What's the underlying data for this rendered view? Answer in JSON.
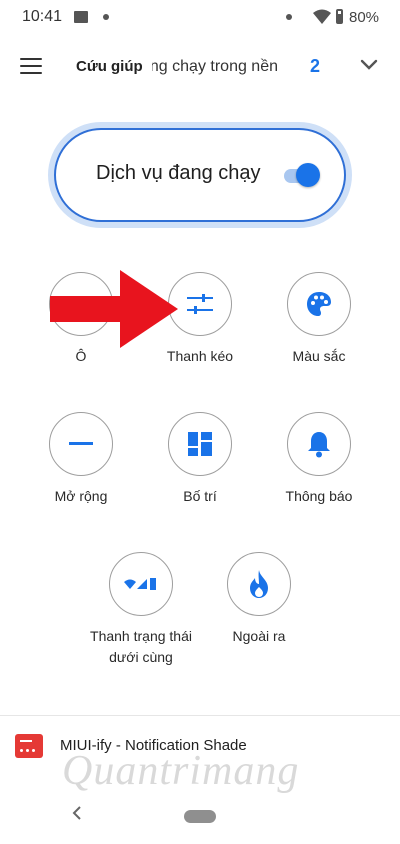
{
  "status": {
    "time": "10:41",
    "battery": "80%"
  },
  "header": {
    "help_tab": "Cứu giúp",
    "background_tab": "Dịch vụ đang chạy trong nền",
    "count": "2"
  },
  "service": {
    "label": "Dịch vụ đang chạy",
    "enabled": true
  },
  "options": [
    {
      "label": "Ô",
      "icon": "two-dots-icon"
    },
    {
      "label": "Thanh kéo",
      "icon": "sliders-icon"
    },
    {
      "label": "Màu sắc",
      "icon": "palette-icon"
    },
    {
      "label": "Mở rộng",
      "icon": "minus-icon"
    },
    {
      "label": "Bố trí",
      "icon": "layout-grid-icon"
    },
    {
      "label": "Thông báo",
      "icon": "bell-icon"
    },
    {
      "label": "Thanh trạng thái dưới cùng",
      "icon": "status-bar-icon"
    },
    {
      "label": "Ngoài ra",
      "icon": "flame-icon"
    }
  ],
  "notification": {
    "text": "MIUI-ify - Notification Shade"
  },
  "watermark": "Quantrimang",
  "colors": {
    "accent": "#1a73e8",
    "arrow": "#e8141e"
  }
}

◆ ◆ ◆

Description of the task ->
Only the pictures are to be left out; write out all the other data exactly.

Task solution ->
What's the underlying data for this rendered view? Answer in JSON.
{
  "status": {
    "time": "10:41",
    "battery": "80%"
  },
  "header": {
    "help_tab": "Cứu giúp",
    "background_tab": "Dịch vụ đang chạy trong nền",
    "count": "2"
  },
  "service": {
    "label": "Dịch vụ đang chạy",
    "enabled": true
  },
  "options": [
    {
      "label": "Ô",
      "icon": "two-dots-icon"
    },
    {
      "label": "Thanh kéo",
      "icon": "sliders-icon"
    },
    {
      "label": "Màu sắc",
      "icon": "palette-icon"
    },
    {
      "label": "Mở rộng",
      "icon": "minus-icon"
    },
    {
      "label": "Bố trí",
      "icon": "layout-grid-icon"
    },
    {
      "label": "Thông báo",
      "icon": "bell-icon"
    },
    {
      "label": "Thanh trạng thái dưới cùng",
      "icon": "status-bar-icon"
    },
    {
      "label": "Ngoài ra",
      "icon": "flame-icon"
    }
  ],
  "notification": {
    "text": "MIUI-ify - Notification Shade"
  },
  "watermark": "Quantrimang",
  "colors": {
    "accent": "#1a73e8",
    "arrow": "#e8141e"
  }
}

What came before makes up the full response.